What do you love most about performing; about singing?

Well, I love music and I love being on the stage and creating music with musicians, like my pianist and music arranger Christian Jacob. We did the collection last year at Hotel Nikko, which was "The Boys of Broadway." We've worked together for a number of years and he's a brilliant pianist and wonderful arranger. We'll be working with two San Francisco musicians for this show--a drummer and a bass player. It will be great being back in San Francisco.

Some performers I have interviewed say that sometimes, they lose themselves in the role, in the music. Is that the case for you?

I wouldn't say I lose myself. It's more like I discover who I really am in music--my feelings for music and my feelings with connecting with audiences. You know, it's an incredible gift to be able to be a concert artist and connect with people.

Do you see yourself as a conventional? Unconventional?

Oh, I think my career is very unconventional. It's very eclectic.

It's a good thing.

Thank you. And I also like to teach. I've been teaching for more than 40 years and between engagements, I teach at the Modern Art Museum at Fort Worth, Texas. I just got back from the University of Oklahoma where I did a five-day workshop and after that, did concerts in Indianapolis, and then an afternoon workshop at Ball State University. I teach. I act. I tell stories.

But teaching must be fascinating.

Everything of value that I know, and that I can share from great teachers, it's my privilege to share that and pass it on to serious students. I'm giving another four-day workshop at the Modern Art Museum in Fort Worth in January.

You're a busy woman.

I do my best. [Laughs] I have to pay for all these horses out here. That keeps me working.

Yes. I understand you moved back to Texas about a decade ago ...

Ten years ago I moved back to ride these beautiful cutting horses. I should have done it years and years ago. They are just divine.

How many?

Four, including two show horses.

What is it about horses that you find most fascinating?

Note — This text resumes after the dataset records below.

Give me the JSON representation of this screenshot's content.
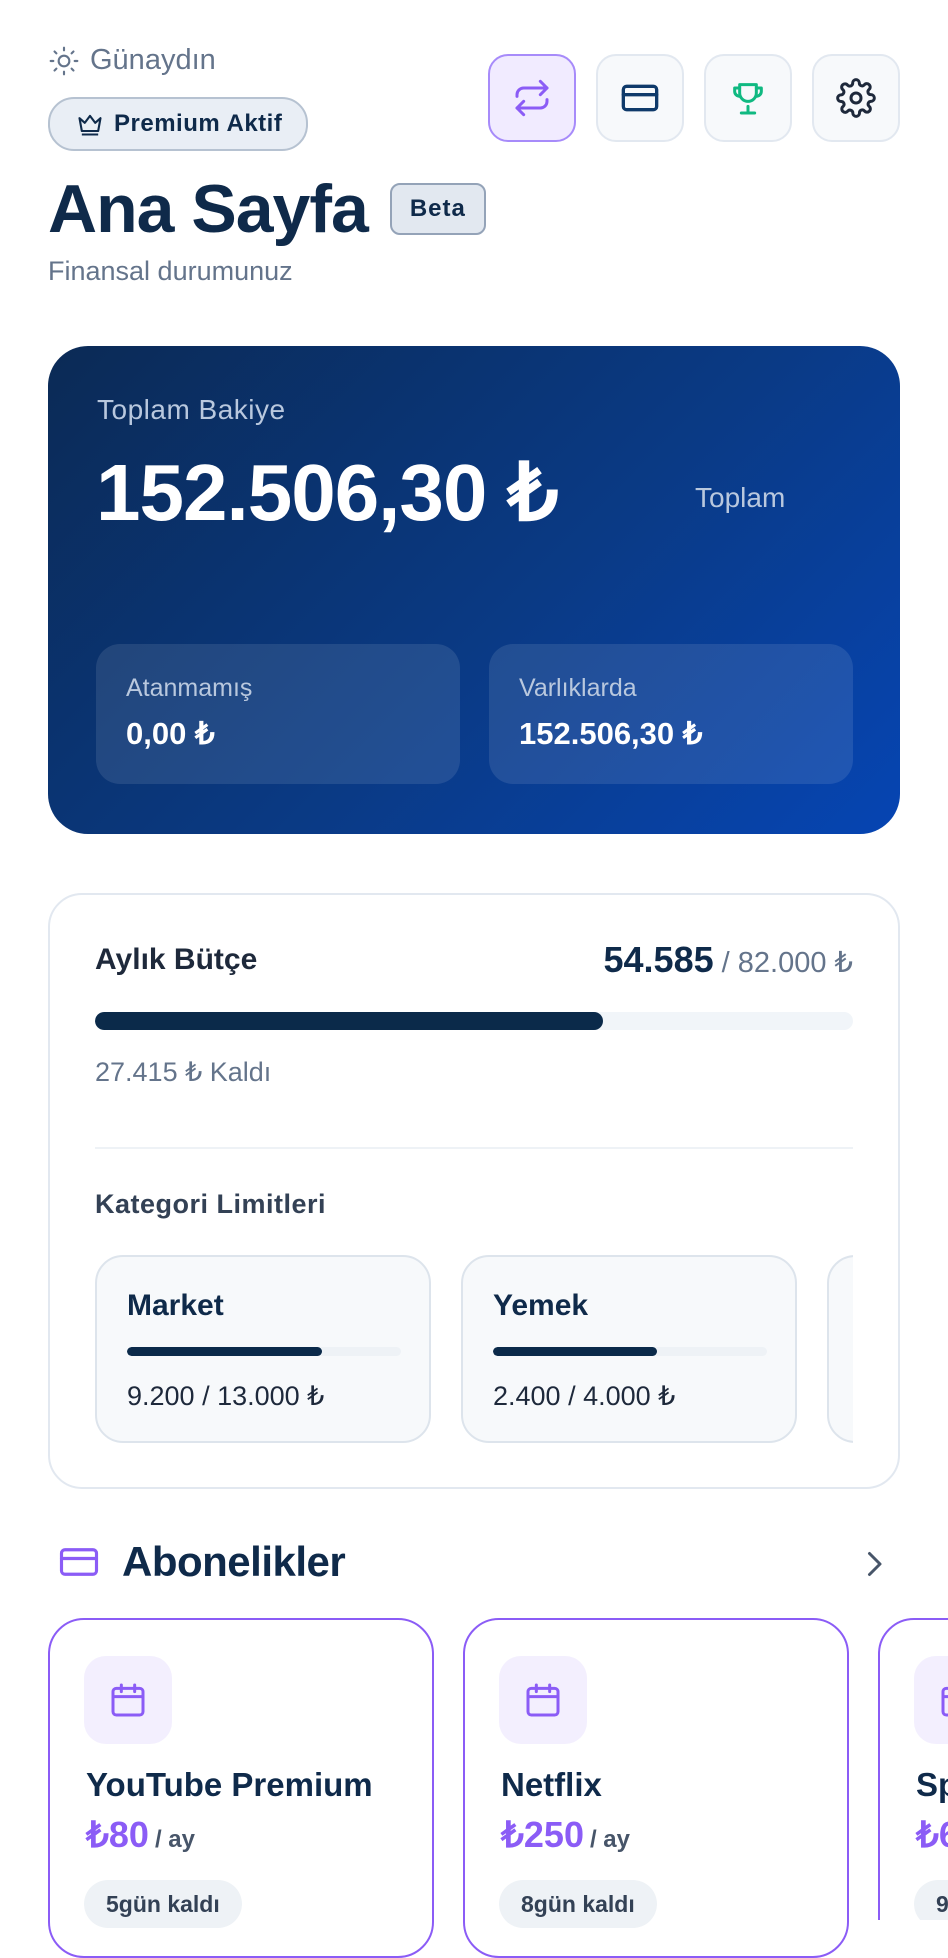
{
  "header": {
    "greeting": "Günaydın",
    "premium_label": "Premium Aktif",
    "title": "Ana Sayfa",
    "badge": "Beta",
    "subtitle": "Finansal durumunuz"
  },
  "toolbar": {
    "buttons": [
      {
        "icon": "transfer-icon",
        "active": true
      },
      {
        "icon": "credit-card-icon",
        "active": false
      },
      {
        "icon": "trophy-icon",
        "active": false
      },
      {
        "icon": "gear-icon",
        "active": false
      }
    ]
  },
  "balance": {
    "label": "Toplam Bakiye",
    "amount": "152.506,30 ₺",
    "total_label": "Toplam",
    "unassigned_label": "Atanmamış",
    "unassigned_value": "0,00 ₺",
    "assets_label": "Varlıklarda",
    "assets_value": "152.506,30 ₺"
  },
  "budget": {
    "title": "Aylık Bütçe",
    "spent": "54.585",
    "limit": "/ 82.000 ₺",
    "progress": 0.67,
    "remaining": "27.415 ₺ Kaldı",
    "categories_title": "Kategori Limitleri",
    "categories": [
      {
        "name": "Market",
        "amount": "9.200 / 13.000 ₺",
        "progress": 0.71
      },
      {
        "name": "Yemek",
        "amount": "2.400 / 4.000 ₺",
        "progress": 0.6
      },
      {
        "name": "",
        "amount": "",
        "progress": 0
      }
    ]
  },
  "subscriptions": {
    "title": "Abonelikler",
    "items": [
      {
        "name": "YouTube Premium",
        "price": "₺80",
        "period": "/ ay",
        "days": "5gün kaldı"
      },
      {
        "name": "Netflix",
        "price": "₺250",
        "period": "/ ay",
        "days": "8gün kaldı"
      },
      {
        "name": "Sp",
        "price": "₺6",
        "period": "",
        "days": "9"
      }
    ]
  },
  "colors": {
    "accent": "#8b5cf6",
    "navy": "#0f2a4a",
    "trophy": "#10b981",
    "card_gradient_start": "#0b2a55",
    "card_gradient_end": "#0645b3"
  }
}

I have just always loved them. My grandfather was actually a real cowboy. His name was Norman C. Buckley. He drove cattle on the long cattle drive. And my grandmother, Myrtle Buckley, was a cook on the chuck wagon that drove with these long cattle drives, so I have just always loved these horses from the time I was really young. I begged and begged my father to get me a horse and he finally got me a horse when I was 10. But I was so fascinated with the sport of cutting and I wanted to learn to ride horses like that. I have always dreamed of doing that.

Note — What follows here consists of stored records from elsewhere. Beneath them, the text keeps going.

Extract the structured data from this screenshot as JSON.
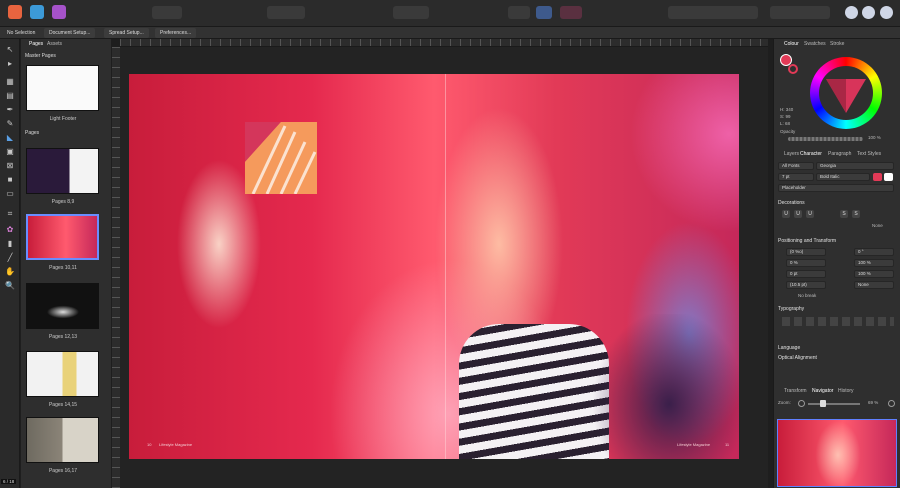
{
  "context_bar": {
    "items": [
      "No Selection",
      "Document Setup...",
      "Spread Setup...",
      "Preferences..."
    ]
  },
  "pages_panel": {
    "tabs": [
      "Pages",
      "Assets"
    ],
    "master_section": "Master Pages",
    "master_label": "Light Footer",
    "pages_section": "Pages",
    "spreads": [
      "Pages 8,9",
      "Pages 10,11",
      "Pages 12,13",
      "Pages 14,15",
      "Pages 16,17"
    ],
    "zoom_hint": "6 / 18"
  },
  "canvas": {
    "footer_left": "Lifestyle Magazine",
    "footer_left_num": "10",
    "footer_right": "Lifestyle Magazine",
    "footer_right_num": "11"
  },
  "right_panel": {
    "top_tabs": [
      "Colour",
      "Swatches",
      "Stroke"
    ],
    "hsl": {
      "h": "H: 340",
      "s": "S: 99",
      "l": "L: 68"
    },
    "opacity_label": "Opacity",
    "opacity_value": "100 %",
    "mid_tabs": [
      "Layers",
      "Character",
      "Paragraph",
      "Text Styles"
    ],
    "font_collection": "All Fonts",
    "font_family": "Georgia",
    "font_size": "7 pt",
    "font_style": "Bold Italic",
    "style_name": "Placeholder",
    "decorations_title": "Decorations",
    "decoration_buttons": [
      "U",
      "U",
      "U",
      "S",
      "S"
    ],
    "none_label": "None",
    "positioning_title": "Positioning and Transform",
    "pos_values": [
      "(0 %o)",
      "0 %",
      "0 pt",
      "(10.5 pt)"
    ],
    "pos_values_right": [
      "0 °",
      "100 %",
      "100 %",
      "None"
    ],
    "no_break": "No break",
    "typography_title": "Typography",
    "language_title": "Language",
    "optical_title": "Optical Alignment",
    "bottom_tabs": [
      "Transform",
      "Navigator",
      "History"
    ],
    "zoom_label": "Zoom:",
    "zoom_value": "69 %"
  },
  "colors": {
    "accent": "#e23a57",
    "logo": "#f59a5c",
    "panel": "#2f2f2f",
    "toolbar": "#2b2b2b"
  }
}
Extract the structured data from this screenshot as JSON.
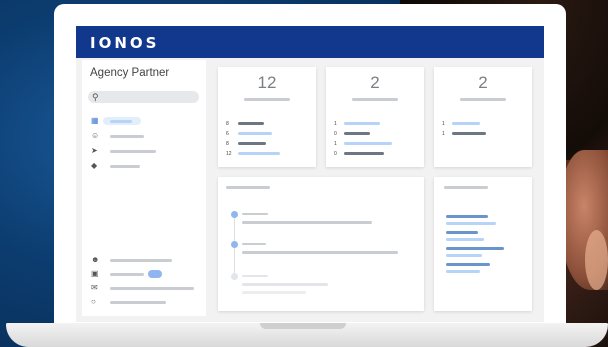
{
  "app": {
    "logo": "IONOS",
    "account_name": "Agency Partner"
  },
  "colors": {
    "topbar": "#11388d",
    "accent": "#6a94cc",
    "accent_light": "#b7d3f7"
  },
  "icons": {
    "search": "search-icon",
    "nav": [
      "dashboard-icon",
      "customers-icon",
      "rocket-icon",
      "tag-icon"
    ],
    "footer": [
      "user-icon",
      "invoice-icon",
      "chat-icon",
      "help-icon"
    ]
  },
  "stats": [
    {
      "value": "12",
      "rows": [
        "8",
        "6",
        "8",
        "12"
      ]
    },
    {
      "value": "2",
      "rows": [
        "1",
        "0",
        "1",
        "0"
      ]
    },
    {
      "value": "2",
      "rows": [
        "1",
        "1"
      ]
    }
  ]
}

One of your biggest influences in life--family, friends, or?

My teacher Paul Gavert, whom I studied with for 19 and half years. He really changed my life and my current voice teacher, Joan Lader. My spiritual teacher is Gurumayi and has been very influential in my life. And my friend T Bone Burnett recorded me when I was 19 years and we just recorded a new record, which will be released in 2014.

Some fun questions. Coffee or tea?

Coffee. I am a caffeine addict.

Chocolate or vanilla?

Chocolate. Actually both.

Facebook or Twitter?


Slippers or socks?


Some of the best advice you have been given about life?

Keep on keeping on. It's never over. You keep learning. I don't think people think of that often enough as they get older. Life can really still be full and fascinating and it doesn't just stop when you "grow up."

Feinstein's at the Nikko is located within Hotel Nikko (222 Mason Street, San Francisco). Tickets are 50-$80 and are available here. Learn more about Ms. Buckley here.